Researchers say swarms of tiny drones may take the sting out of a troubling global problem – the collapse of bee populations.
According to the United Nations Food and Agriculture Organization, 71 of the 100 crops that account for almost all the world’s food supply depend on bee pollination. Over the last year, 44 percent of the commercial bee population mysteriously died out. Without bees, we’re in trouble.
And while the mystery of dying colonies may not be resolved any time soon, scientists are developing drones that can pollinate flowers.
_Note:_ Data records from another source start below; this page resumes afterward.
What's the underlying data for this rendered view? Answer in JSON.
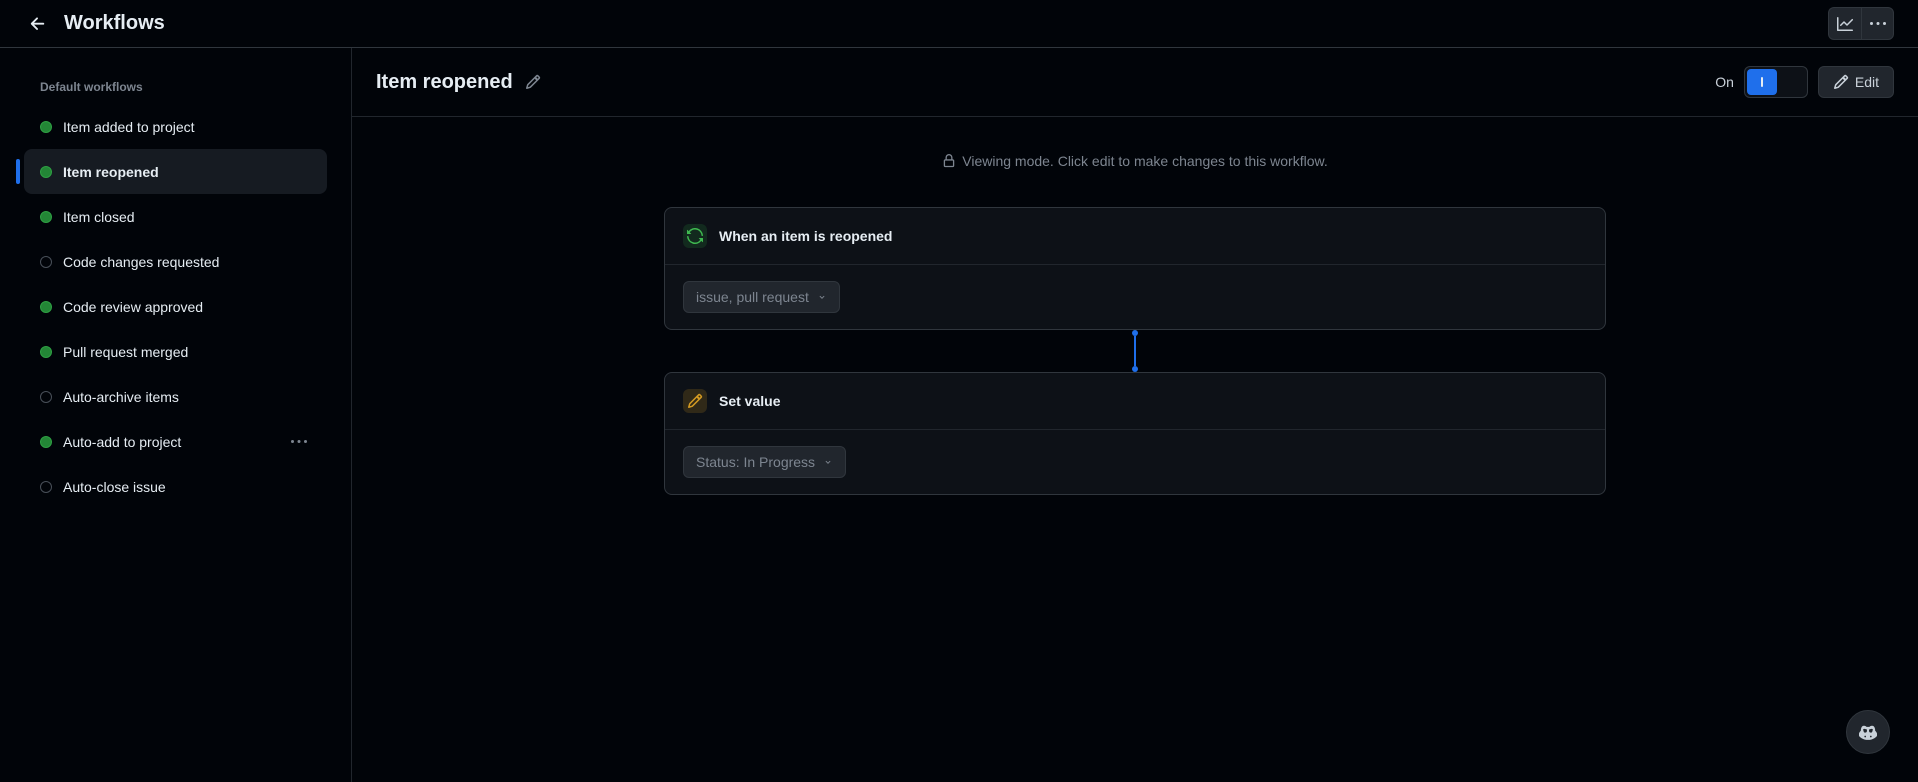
{
  "header": {
    "title": "Workflows"
  },
  "sidebar": {
    "heading": "Default workflows",
    "items": [
      {
        "label": "Item added to project",
        "on": true,
        "active": false,
        "menu": false
      },
      {
        "label": "Item reopened",
        "on": true,
        "active": true,
        "menu": false
      },
      {
        "label": "Item closed",
        "on": true,
        "active": false,
        "menu": false
      },
      {
        "label": "Code changes requested",
        "on": false,
        "active": false,
        "menu": false
      },
      {
        "label": "Code review approved",
        "on": true,
        "active": false,
        "menu": false
      },
      {
        "label": "Pull request merged",
        "on": true,
        "active": false,
        "menu": false
      },
      {
        "label": "Auto-archive items",
        "on": false,
        "active": false,
        "menu": false
      },
      {
        "label": "Auto-add to project",
        "on": true,
        "active": false,
        "menu": true
      },
      {
        "label": "Auto-close issue",
        "on": false,
        "active": false,
        "menu": false
      }
    ]
  },
  "content": {
    "title": "Item reopened",
    "toggle_label": "On",
    "edit_label": "Edit",
    "banner": "Viewing mode. Click edit to make changes to this workflow.",
    "trigger": {
      "title": "When an item is reopened",
      "chip": "issue, pull request"
    },
    "action": {
      "title": "Set value",
      "chip": "Status: In Progress"
    }
  }
}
In a recently published paper, a team led by chemist Eijiro Miyako of Japan’s National Institute of Advanced Industrial Science and Technology report that the application of horse hairs and ionic gel to an “off-the-shelf $100 quadcopter” can successfully mimic bee pollination across a species of Japanese lilies.
Because a larger swarm of drones can now be controlled by a single user (or an autonomous program), bee-like drones are now a possibility rather than a sci-fi scenario.
“The findings, which will have applications for agriculture and robotics, among others, could lead to the development of artificial pollinators and help counter the problems caused by declining honeybee populations,” Miyako said in a press release. “We believe that robotic pollinators could be trained to learn pollination paths using global positioning systems and artificial intelligence.”
The key to the Institute’s successful experiment comes down to the ionic gel. Miyako created the gel in 2007 to be used on electrical components. He considered the concoction a failure and it languished in a storage closet. A few years later, Miyako began to wonder if his gel could be used to carry pollen.
“This project is the result of serendipity,” says Miyako, who worked with postdoctoral fellow and first author Svetlana Chechetka. “We were surprised that after 8 years, the ionic gel didn’t degrade and was still so viscous. Conventional gels are mainly made of water and can’t be used for a long time, so we decided to use this material for research.”